Instead of hoisting it up to the highest available point—the customary manner of placing cottages in the district—the Thoms have nestled the building among the boulders and stone ribs of the island. Nor have they positioned it forward into the wind, to catch the most obvious, wide views of Georgian Bay. The Thoms had designed buildings for two other sites closer to the water, but decided at last to put the cottage at the back of the island, on the more sheltered end that thrusts its sharp prow toward the mainland.

There, a topography more complex than mere water presents itself to the cottage’s windows: a heavily forested stretch of shoreline across the channel formed by narrow LeBlanc Bay, an intriguing watery route into a moist, green realm of marshes and, close by the dining area’s windows, lovely little gardens of moss and weed in crevices carved by rime into the grey rock. “I have been coming to Georgian Bay my whole life,” Adam tells me. “We rented many different cottages when I was young; I got to experience the ways people cottage here, which is such a rich part of the world.
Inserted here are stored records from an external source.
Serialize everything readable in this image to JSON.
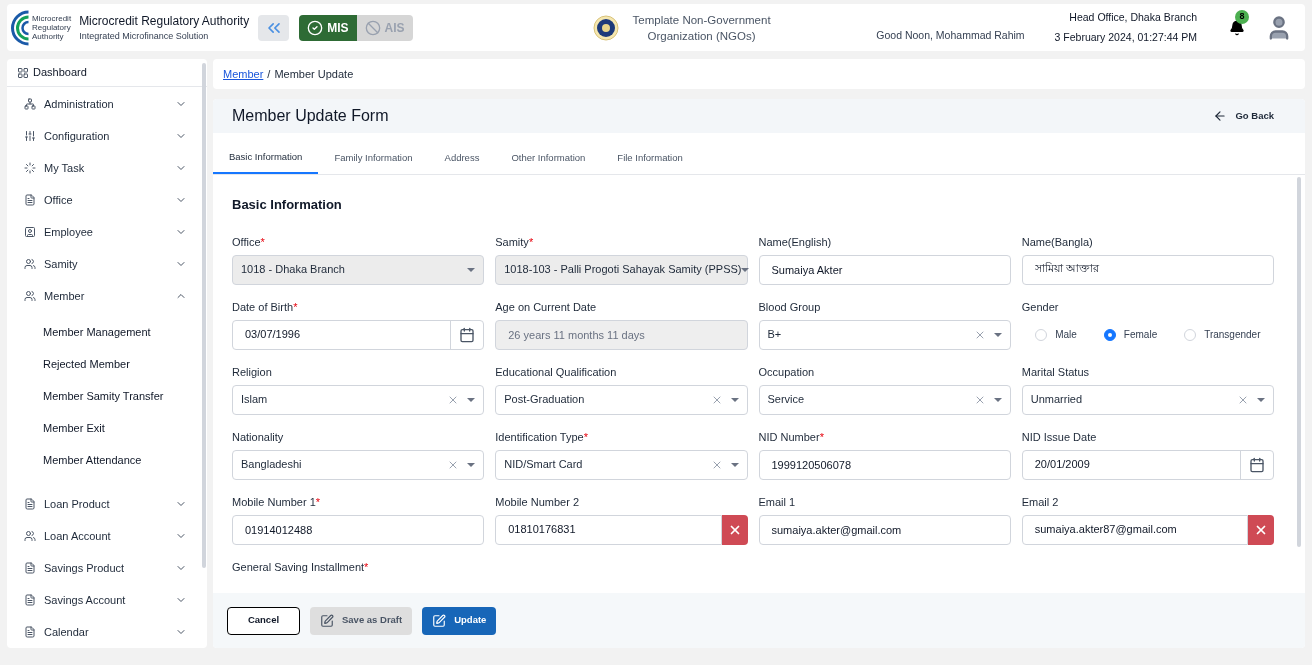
{
  "header": {
    "org_title": "Microcredit Regulatory Authority",
    "org_subtitle": "Integrated Microfinance Solution",
    "logo_text": [
      "Microcredit",
      "Regulatory",
      "Authority"
    ],
    "modules": [
      {
        "label": "MIS",
        "selected": true
      },
      {
        "label": "AIS",
        "selected": false
      }
    ],
    "ngo_name": "Template Non-Government Organization (NGOs)",
    "greeting": "Good Noon, Mohammad Rahim",
    "branch": "Head Office, Dhaka Branch",
    "datetime": "3 February 2024, 01:27:44 PM",
    "notifications": "8"
  },
  "sidebar": {
    "dashboard": "Dashboard",
    "items": [
      {
        "label": "Administration",
        "expanded": false
      },
      {
        "label": "Configuration",
        "expanded": false
      },
      {
        "label": "My Task",
        "expanded": false
      },
      {
        "label": "Office",
        "expanded": false
      },
      {
        "label": "Employee",
        "expanded": false
      },
      {
        "label": "Samity",
        "expanded": false
      },
      {
        "label": "Member",
        "expanded": true,
        "children": [
          "Member Management",
          "Rejected Member",
          "Member Samity Transfer",
          "Member Exit",
          "Member Attendance"
        ]
      },
      {
        "label": "Loan Product",
        "expanded": false
      },
      {
        "label": "Loan Account",
        "expanded": false
      },
      {
        "label": "Savings Product",
        "expanded": false
      },
      {
        "label": "Savings Account",
        "expanded": false
      },
      {
        "label": "Calendar",
        "expanded": false
      }
    ]
  },
  "breadcrumb": {
    "link": "Member",
    "separator": "/",
    "current": "Member Update"
  },
  "required_mark": "*",
  "page_title": "Member Update Form",
  "go_back": "Go Back",
  "tabs": [
    {
      "label": "Basic Information",
      "selected": true
    },
    {
      "label": "Family Information",
      "selected": false
    },
    {
      "label": "Address",
      "selected": false
    },
    {
      "label": "Other Information",
      "selected": false
    },
    {
      "label": "File Information",
      "selected": false
    }
  ],
  "section_title": "Basic Information",
  "fields": [
    {
      "kind": "select",
      "label": "Office",
      "required": true,
      "value": "1018 - Dhaka Branch",
      "disabled": true,
      "clearable": false
    },
    {
      "kind": "select",
      "label": "Samity",
      "required": true,
      "value": "1018-103 - Palli Progoti Sahayak Samity (PPSS)",
      "disabled": true,
      "clearable": false
    },
    {
      "kind": "text",
      "label": "Name(English)",
      "required": false,
      "value": "Sumaiya Akter"
    },
    {
      "kind": "text",
      "label": "Name(Bangla)",
      "required": false,
      "value": "সামিয়া আক্তার"
    },
    {
      "kind": "date",
      "label": "Date of Birth",
      "required": true,
      "value": "03/07/1996"
    },
    {
      "kind": "readonly",
      "label": "Age on Current Date",
      "required": false,
      "value": "26 years 11 months 11 days"
    },
    {
      "kind": "select",
      "label": "Blood Group",
      "required": false,
      "value": "B+",
      "disabled": false,
      "clearable": true
    },
    {
      "kind": "radio",
      "label": "Gender",
      "required": false,
      "options": [
        {
          "label": "Male",
          "selected": false
        },
        {
          "label": "Female",
          "selected": true
        },
        {
          "label": "Transgender",
          "selected": false
        }
      ]
    },
    {
      "kind": "select",
      "label": "Religion",
      "required": false,
      "value": "Islam",
      "disabled": false,
      "clearable": true
    },
    {
      "kind": "select",
      "label": "Educational Qualification",
      "required": false,
      "value": "Post-Graduation",
      "disabled": false,
      "clearable": true
    },
    {
      "kind": "select",
      "label": "Occupation",
      "required": false,
      "value": "Service",
      "disabled": false,
      "clearable": true
    },
    {
      "kind": "select",
      "label": "Marital Status",
      "required": false,
      "value": "Unmarried",
      "disabled": false,
      "clearable": true
    },
    {
      "kind": "select",
      "label": "Nationality",
      "required": false,
      "value": "Bangladeshi",
      "disabled": false,
      "clearable": true
    },
    {
      "kind": "select",
      "label": "Identification Type",
      "required": true,
      "value": "NID/Smart Card",
      "disabled": false,
      "clearable": true
    },
    {
      "kind": "text",
      "label": "NID Number",
      "required": true,
      "value": "1999120506078"
    },
    {
      "kind": "date",
      "label": "NID Issue Date",
      "required": false,
      "value": "20/01/2009"
    },
    {
      "kind": "text",
      "label": "Mobile Number 1",
      "required": true,
      "value": "01914012488"
    },
    {
      "kind": "removable",
      "label": "Mobile Number 2",
      "required": false,
      "value": "01810176831"
    },
    {
      "kind": "text",
      "label": "Email 1",
      "required": false,
      "value": "sumaiya.akter@gmail.com"
    },
    {
      "kind": "removable",
      "label": "Email 2",
      "required": false,
      "value": "sumaiya.akter87@gmail.com"
    },
    {
      "kind": "label",
      "label": "General Saving Installment",
      "required": true
    }
  ],
  "footer_buttons": [
    {
      "kind": "outline",
      "label": "Cancel",
      "disabled": false
    },
    {
      "kind": "secondary",
      "label": "Save as Draft",
      "disabled": true
    },
    {
      "kind": "primary",
      "label": "Update",
      "disabled": false
    }
  ]
}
The rocks, the wide open skies—such things give this place its edge. We wanted to be on the edge, so we could experience all the weather.” Katja wanted a place to pick blueberries and raspberries, to make pies, and to read—to find the peace, solitude, and expansive natural setting she remembered from a family cottage on a Norwegian fjord. Molly’s requirements were somewhat different: “I wanted somewhere I could entertain my friends,” she says, “sit on the morning deck with coffee, and book and straw hat. I wanted to have a kitchen large enough for three people to prepare a meal. After all, one of the joys of cottaging is everyone mucking in to make a meal.”